      September 18, 2013 at 12:31 pm

      Oh please. I have never seen “Yewt” used in a positive context by a BYU fan. I’m a BYU fan, and even I know that. To say that it is used to differentiate “real” Utes from Utah fans sounds like an excuse for justifying bad trollish behavior. As an out of state BYU fan, I couldn’t agree more with Brett on this article. I appreciated the article. Well done Brett.

      • Brett Hein

        September 18, 2013 at 2:48 pm

        In at least a majority of times I’ve seen the word, it’s clear that it’s pejorative and not merely a descriptive differentiation.

        I guess my problem is I don’t hate Utah. I can see some valid point in examining whether or not the university’s use of the Ute name is good or bad for the tribe. But like I said above, the Ute tribe continues to sanction its use so that part is their decision.

  6. David Tradition Gale (@planetbyu)

    September 18, 2013 at 12:08 pm

    I’ll tell you what I hate – how slow this site loads! 🙂 Although I agree with everything you wrote about the rivalry.

  7. Mars

    September 18, 2013 at 12:23 pm

    “Maybe I just “don’t get college football”.” Yep. Bad article. Forced and faulty.

    • Fierce 94

      September 18, 2013 at 12:40 pm

      Says the high school troll.

  8. Presten Norton

    September 18, 2013 at 1:39 pm

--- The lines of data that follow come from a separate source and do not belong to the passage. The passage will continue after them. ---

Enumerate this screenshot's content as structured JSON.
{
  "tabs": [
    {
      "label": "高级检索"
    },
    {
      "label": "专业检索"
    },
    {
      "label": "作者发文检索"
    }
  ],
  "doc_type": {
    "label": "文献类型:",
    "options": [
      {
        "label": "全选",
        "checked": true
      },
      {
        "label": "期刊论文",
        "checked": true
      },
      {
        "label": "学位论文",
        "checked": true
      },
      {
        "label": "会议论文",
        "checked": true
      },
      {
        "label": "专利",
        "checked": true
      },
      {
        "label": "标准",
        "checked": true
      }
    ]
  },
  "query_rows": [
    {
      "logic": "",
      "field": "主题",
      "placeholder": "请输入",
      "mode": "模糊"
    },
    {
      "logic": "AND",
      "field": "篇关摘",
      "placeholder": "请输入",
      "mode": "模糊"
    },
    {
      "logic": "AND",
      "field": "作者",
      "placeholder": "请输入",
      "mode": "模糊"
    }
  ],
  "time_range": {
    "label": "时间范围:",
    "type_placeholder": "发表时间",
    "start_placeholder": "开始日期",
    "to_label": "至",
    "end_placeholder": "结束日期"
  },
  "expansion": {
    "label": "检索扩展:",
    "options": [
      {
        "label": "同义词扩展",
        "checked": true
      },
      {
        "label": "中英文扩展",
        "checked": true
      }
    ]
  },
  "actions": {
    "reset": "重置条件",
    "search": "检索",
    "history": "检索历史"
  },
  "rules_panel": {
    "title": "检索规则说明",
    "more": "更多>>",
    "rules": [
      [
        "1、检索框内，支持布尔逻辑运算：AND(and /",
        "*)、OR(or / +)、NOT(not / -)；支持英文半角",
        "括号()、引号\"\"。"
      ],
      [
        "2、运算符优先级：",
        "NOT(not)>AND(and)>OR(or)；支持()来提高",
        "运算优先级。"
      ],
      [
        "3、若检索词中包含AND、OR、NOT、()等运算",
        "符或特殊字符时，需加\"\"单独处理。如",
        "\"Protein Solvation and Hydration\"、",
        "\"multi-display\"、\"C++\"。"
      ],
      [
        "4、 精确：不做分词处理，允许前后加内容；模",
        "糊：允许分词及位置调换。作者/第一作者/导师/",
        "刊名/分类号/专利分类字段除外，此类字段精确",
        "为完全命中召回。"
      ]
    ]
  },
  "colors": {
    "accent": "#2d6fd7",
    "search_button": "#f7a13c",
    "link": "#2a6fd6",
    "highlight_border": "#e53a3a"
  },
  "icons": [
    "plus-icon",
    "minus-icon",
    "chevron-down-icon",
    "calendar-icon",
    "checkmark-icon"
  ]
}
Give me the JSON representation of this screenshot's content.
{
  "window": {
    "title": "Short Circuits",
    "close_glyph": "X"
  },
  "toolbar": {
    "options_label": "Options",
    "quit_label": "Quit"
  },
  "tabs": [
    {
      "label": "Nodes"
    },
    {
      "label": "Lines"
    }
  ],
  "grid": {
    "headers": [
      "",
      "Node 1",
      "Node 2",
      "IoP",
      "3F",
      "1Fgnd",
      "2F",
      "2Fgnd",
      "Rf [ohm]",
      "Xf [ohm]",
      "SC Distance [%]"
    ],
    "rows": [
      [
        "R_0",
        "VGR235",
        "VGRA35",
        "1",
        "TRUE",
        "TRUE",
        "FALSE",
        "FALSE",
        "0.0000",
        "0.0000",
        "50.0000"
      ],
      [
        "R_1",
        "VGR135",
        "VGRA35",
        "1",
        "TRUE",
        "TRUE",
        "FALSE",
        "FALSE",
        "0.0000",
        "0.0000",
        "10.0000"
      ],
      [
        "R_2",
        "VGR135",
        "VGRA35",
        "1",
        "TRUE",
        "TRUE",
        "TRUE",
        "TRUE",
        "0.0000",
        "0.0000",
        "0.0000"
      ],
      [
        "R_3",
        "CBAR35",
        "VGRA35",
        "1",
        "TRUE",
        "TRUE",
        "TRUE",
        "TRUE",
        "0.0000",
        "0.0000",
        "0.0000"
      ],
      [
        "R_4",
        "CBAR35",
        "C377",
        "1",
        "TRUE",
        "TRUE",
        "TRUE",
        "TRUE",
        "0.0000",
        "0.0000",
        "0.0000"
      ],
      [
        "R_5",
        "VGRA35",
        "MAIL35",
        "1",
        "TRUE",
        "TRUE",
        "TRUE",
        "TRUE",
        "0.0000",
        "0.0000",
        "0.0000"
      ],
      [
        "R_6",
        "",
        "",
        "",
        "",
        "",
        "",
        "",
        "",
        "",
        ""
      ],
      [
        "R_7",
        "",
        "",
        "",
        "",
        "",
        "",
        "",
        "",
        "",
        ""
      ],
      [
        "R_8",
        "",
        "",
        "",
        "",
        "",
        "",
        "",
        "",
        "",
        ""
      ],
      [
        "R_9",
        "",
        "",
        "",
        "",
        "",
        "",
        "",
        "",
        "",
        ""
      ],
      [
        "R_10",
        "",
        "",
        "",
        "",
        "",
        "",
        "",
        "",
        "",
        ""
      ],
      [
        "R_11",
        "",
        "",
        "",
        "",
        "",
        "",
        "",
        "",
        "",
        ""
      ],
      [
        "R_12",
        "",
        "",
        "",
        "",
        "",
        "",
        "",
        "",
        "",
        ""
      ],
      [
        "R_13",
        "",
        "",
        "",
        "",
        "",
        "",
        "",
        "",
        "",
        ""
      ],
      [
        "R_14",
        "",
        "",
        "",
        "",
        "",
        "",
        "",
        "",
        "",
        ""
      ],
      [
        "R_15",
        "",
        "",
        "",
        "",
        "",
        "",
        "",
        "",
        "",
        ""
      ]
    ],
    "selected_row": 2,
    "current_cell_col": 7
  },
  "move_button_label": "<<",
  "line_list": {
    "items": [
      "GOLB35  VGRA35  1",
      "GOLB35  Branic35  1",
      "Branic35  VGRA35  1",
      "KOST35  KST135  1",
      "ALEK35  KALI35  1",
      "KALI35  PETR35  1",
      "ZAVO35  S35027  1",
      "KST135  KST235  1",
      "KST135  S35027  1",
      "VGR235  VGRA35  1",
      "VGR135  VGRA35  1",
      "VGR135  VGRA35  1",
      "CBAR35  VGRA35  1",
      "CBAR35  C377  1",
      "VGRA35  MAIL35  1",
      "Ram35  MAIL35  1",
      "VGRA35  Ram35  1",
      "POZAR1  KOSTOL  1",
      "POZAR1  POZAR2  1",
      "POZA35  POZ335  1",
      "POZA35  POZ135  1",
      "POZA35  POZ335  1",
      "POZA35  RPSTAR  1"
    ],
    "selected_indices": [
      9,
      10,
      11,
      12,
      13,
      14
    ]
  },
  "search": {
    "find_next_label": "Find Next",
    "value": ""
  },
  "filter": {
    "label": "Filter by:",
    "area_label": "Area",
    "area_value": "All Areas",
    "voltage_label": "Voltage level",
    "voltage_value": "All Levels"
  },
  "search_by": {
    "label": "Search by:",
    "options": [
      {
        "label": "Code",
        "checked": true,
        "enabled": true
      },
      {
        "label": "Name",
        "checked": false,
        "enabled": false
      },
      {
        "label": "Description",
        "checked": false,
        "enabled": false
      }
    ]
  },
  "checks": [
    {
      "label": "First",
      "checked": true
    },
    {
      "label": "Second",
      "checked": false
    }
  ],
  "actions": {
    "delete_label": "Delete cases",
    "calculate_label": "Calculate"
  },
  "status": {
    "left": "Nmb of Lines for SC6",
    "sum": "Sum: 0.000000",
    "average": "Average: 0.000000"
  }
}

    I can’t decide if it’s amusing, ironic or pathetic that an honest article about putting things into perspective and cutting back on the trolling… has those exact trolling comments contributed by readers. Brett’s points have been proven to be very valid more by the comment section than by his own words.

  9. Cameron Merrill

    September 18, 2013 at 7:41 pm

    Good article. The longer I frequent the preferred chat site of my team, the more I realize these younger guys are often something I don’t even recognize. Where did all the grown men go?

  10. Marcus

    September 18, 2013 at 8:59 pm

    I agree 100%. I dread the rivalry game/week every year. I almost wouldn’t mind BYU and Utah ending the games for longer than 2 years and let the state relax a bit. I am diehard BYU and grew up in Salt Lake City. I now live in California and I can enjoy the game and season so much more because I’m allowed to focus on what BYU is doing and don’t have the Utah hate in my face every where I go. I was genuinely happy that a university from my home state was invited into the PAC-12 but some of the fans make that a very hard task.

  11. silascrutherton

    September 20, 2013 at 8:35 am

    I am done with the hate. I am so sick of the vocal idiots on the BYU side making me look like one of them. I am so sick of the vocal idiots on the Utah side making my neighbors cringe as well. I think it’s high time that this rivalry goes away for a while. I am hoping against hope that it makes the fringe on both sides go away, so that I can enjoy friendly rivalry with my neighbors, and have this come back to what it should be in the first place – a game.

    • Sanpete

      September 20, 2013 at 8:44 am

      It surprises me how many fans want the rivalry to end rather than be improved. The vast majority of fans aren’t jerks. If more normal fans speak up more, it might help. Just giving up seems unnecessary. I love the rivalry myself.